## Exercise instructions:
Reproduce every entry exactly as written.

──────

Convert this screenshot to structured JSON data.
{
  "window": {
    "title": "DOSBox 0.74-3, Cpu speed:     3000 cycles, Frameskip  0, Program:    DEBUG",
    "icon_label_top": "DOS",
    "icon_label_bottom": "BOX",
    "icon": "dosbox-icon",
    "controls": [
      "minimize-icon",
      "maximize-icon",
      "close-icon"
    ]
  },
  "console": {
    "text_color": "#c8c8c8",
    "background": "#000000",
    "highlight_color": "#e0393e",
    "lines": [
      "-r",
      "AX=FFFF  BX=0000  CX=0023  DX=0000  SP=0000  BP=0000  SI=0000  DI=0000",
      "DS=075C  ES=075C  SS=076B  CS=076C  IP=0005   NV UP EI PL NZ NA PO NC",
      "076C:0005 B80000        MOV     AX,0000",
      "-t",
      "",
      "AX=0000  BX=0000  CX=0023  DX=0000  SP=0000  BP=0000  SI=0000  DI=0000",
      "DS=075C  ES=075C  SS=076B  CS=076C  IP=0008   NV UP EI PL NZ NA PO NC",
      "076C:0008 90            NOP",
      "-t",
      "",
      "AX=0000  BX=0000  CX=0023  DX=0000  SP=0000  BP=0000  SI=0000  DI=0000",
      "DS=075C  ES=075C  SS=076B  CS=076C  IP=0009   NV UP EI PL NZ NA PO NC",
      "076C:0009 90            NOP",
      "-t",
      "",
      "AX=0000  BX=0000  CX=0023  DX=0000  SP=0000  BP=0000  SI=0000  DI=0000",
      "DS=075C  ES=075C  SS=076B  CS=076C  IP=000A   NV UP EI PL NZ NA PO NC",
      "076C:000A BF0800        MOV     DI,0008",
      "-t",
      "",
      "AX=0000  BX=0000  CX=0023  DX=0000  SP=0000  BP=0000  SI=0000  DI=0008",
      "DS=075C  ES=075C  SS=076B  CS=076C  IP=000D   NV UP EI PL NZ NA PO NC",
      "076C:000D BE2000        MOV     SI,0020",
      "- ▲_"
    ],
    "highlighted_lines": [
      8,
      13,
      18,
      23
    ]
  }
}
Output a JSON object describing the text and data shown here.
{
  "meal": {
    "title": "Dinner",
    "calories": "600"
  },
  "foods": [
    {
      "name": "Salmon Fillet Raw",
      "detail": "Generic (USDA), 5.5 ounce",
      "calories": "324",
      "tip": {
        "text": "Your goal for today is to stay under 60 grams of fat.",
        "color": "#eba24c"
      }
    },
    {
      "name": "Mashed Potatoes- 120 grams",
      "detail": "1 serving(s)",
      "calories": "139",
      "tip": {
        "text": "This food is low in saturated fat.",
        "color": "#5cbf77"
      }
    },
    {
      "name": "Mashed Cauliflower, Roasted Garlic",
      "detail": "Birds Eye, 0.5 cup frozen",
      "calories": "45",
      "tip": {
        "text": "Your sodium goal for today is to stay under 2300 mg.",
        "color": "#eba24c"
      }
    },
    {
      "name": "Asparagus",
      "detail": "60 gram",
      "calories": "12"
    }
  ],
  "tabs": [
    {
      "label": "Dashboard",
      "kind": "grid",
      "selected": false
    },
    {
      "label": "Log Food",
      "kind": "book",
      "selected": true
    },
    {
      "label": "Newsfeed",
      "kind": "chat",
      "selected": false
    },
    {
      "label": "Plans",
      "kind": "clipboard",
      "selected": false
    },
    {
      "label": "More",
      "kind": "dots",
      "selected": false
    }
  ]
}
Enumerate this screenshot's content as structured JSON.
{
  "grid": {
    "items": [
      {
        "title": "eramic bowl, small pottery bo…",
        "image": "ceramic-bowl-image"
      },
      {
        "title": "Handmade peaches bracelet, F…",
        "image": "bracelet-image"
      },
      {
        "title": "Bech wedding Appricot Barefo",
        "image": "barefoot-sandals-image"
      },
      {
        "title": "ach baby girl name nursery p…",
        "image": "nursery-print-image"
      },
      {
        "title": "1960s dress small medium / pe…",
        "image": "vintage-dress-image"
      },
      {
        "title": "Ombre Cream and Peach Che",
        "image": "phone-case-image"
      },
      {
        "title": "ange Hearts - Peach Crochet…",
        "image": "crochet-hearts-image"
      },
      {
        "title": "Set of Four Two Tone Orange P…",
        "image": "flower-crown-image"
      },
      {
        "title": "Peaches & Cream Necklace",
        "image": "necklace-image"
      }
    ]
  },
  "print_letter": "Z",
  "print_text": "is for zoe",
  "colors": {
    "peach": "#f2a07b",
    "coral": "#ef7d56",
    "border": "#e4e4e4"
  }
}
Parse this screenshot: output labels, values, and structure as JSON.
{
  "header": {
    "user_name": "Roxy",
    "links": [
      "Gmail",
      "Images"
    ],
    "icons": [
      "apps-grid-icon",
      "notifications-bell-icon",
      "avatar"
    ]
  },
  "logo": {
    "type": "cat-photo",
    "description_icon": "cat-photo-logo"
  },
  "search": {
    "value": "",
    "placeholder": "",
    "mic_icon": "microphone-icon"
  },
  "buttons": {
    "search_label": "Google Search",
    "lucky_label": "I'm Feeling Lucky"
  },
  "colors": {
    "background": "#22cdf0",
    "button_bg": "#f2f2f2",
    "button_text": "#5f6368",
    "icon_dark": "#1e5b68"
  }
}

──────

## Written response:
Convert this screenshot to structured JSON data.
{
  "window": {
    "title": "DOSBox 0.74-3, Cpu speed:     3000 cycles, Frameskip  0, Program:    DEBUG",
    "icon_label_top": "DOS",
    "icon_label_bottom": "BOX",
    "icon": "dosbox-icon",
    "controls": [
      "minimize-icon",
      "maximize-icon",
      "close-icon"
    ]
  },
  "console": {
    "text_color": "#c8c8c8",
    "background": "#000000",
    "highlight_color": "#e0393e",
    "lines": [
      "-r",
      "AX=FFFF  BX=0000  CX=0023  DX=0000  SP=0000  BP=0000  SI=0000  DI=0000",
      "DS=075C  ES=075C  SS=076B  CS=076C  IP=0005   NV UP EI PL NZ NA PO NC",
      "076C:0005 B80000        MOV     AX,0000",
      "-t",
      "",
      "AX=0000  BX=0000  CX=0023  DX=0000  SP=0000  BP=0000  SI=0000  DI=0000",
      "DS=075C  ES=075C  SS=076B  CS=076C  IP=0008   NV UP EI PL NZ NA PO NC",
      "076C:0008 90            NOP",
      "-t",
      "",
      "AX=0000  BX=0000  CX=0023  DX=0000  SP=0000  BP=0000  SI=0000  DI=0000",
      "DS=075C  ES=075C  SS=076B  CS=076C  IP=0009   NV UP EI PL NZ NA PO NC",
      "076C:0009 90            NOP",
      "-t",
      "",
      "AX=0000  BX=0000  CX=0023  DX=0000  SP=0000  BP=0000  SI=0000  DI=0000",
      "DS=075C  ES=075C  SS=076B  CS=076C  IP=000A   NV UP EI PL NZ NA PO NC",
      "076C:000A BF0800        MOV     DI,0008",
      "-t",
      "",
      "AX=0000  BX=0000  CX=0023  DX=0000  SP=0000  BP=0000  SI=0000  DI=0008",
      "DS=075C  ES=075C  SS=076B  CS=076C  IP=000D   NV UP EI PL NZ NA PO NC",
      "076C:000D BE2000        MOV     SI,0020",
      "- ▲_"
    ],
    "highlighted_lines": [
      8,
      13,
      18,
      23
    ]
  }
}
Output a JSON object describing the text and data shown here.
{
  "meal": {
    "title": "Dinner",
    "calories": "600"
  },
  "foods": [
    {
      "name": "Salmon Fillet Raw",
      "detail": "Generic (USDA), 5.5 ounce",
      "calories": "324",
      "tip": {
        "text": "Your goal for today is to stay under 60 grams of fat.",
        "color": "#eba24c"
      }
    },
    {
      "name": "Mashed Potatoes- 120 grams",
      "detail": "1 serving(s)",
      "calories": "139",
      "tip": {
        "text": "This food is low in saturated fat.",
        "color": "#5cbf77"
      }
    },
    {
      "name": "Mashed Cauliflower, Roasted Garlic",
      "detail": "Birds Eye, 0.5 cup frozen",
      "calories": "45",
      "tip": {
        "text": "Your sodium goal for today is to stay under 2300 mg.",
        "color": "#eba24c"
      }
    },
    {
      "name": "Asparagus",
      "detail": "60 gram",
      "calories": "12"
    }
  ],
  "tabs": [
    {
      "label": "Dashboard",
      "kind": "grid",
      "selected": false
    },
    {
      "label": "Log Food",
      "kind": "book",
      "selected": true
    },
    {
      "label": "Newsfeed",
      "kind": "chat",
      "selected": false
    },
    {
      "label": "Plans",
      "kind": "clipboard",
      "selected": false
    },
    {
      "label": "More",
      "kind": "dots",
      "selected": false
    }
  ]
}
Enumerate this screenshot's content as structured JSON.
{
  "grid": {
    "items": [
      {
        "title": "eramic bowl, small pottery bo…",
        "image": "ceramic-bowl-image"
      },
      {
        "title": "Handmade peaches bracelet, F…",
        "image": "bracelet-image"
      },
      {
        "title": "Bech wedding Appricot Barefo",
        "image": "barefoot-sandals-image"
      },
      {
        "title": "ach baby girl name nursery p…",
        "image": "nursery-print-image"
      },
      {
        "title": "1960s dress small medium / pe…",
        "image": "vintage-dress-image"
      },
      {
        "title": "Ombre Cream and Peach Che",
        "image": "phone-case-image"
      },
      {
        "title": "ange Hearts - Peach Crochet…",
        "image": "crochet-hearts-image"
      },
      {
        "title": "Set of Four Two Tone Orange P…",
        "image": "flower-crown-image"
      },
      {
        "title": "Peaches & Cream Necklace",
        "image": "necklace-image"
      }
    ]
  },
  "print_letter": "Z",
  "print_text": "is for zoe",
  "colors": {
    "peach": "#f2a07b",
    "coral": "#ef7d56",
    "border": "#e4e4e4"
  }
}
Parse this screenshot: output labels, values, and structure as JSON.
{
  "header": {
    "user_name": "Roxy",
    "links": [
      "Gmail",
      "Images"
    ],
    "icons": [
      "apps-grid-icon",
      "notifications-bell-icon",
      "avatar"
    ]
  },
  "logo": {
    "type": "cat-photo",
    "description_icon": "cat-photo-logo"
  },
  "search": {
    "value": "",
    "placeholder": "",
    "mic_icon": "microphone-icon"
  },
  "buttons": {
    "search_label": "Google Search",
    "lucky_label": "I'm Feeling Lucky"
  },
  "colors": {
    "background": "#22cdf0",
    "button_bg": "#f2f2f2",
    "button_text": "#5f6368",
    "icon_dark": "#1e5b68"
  }
}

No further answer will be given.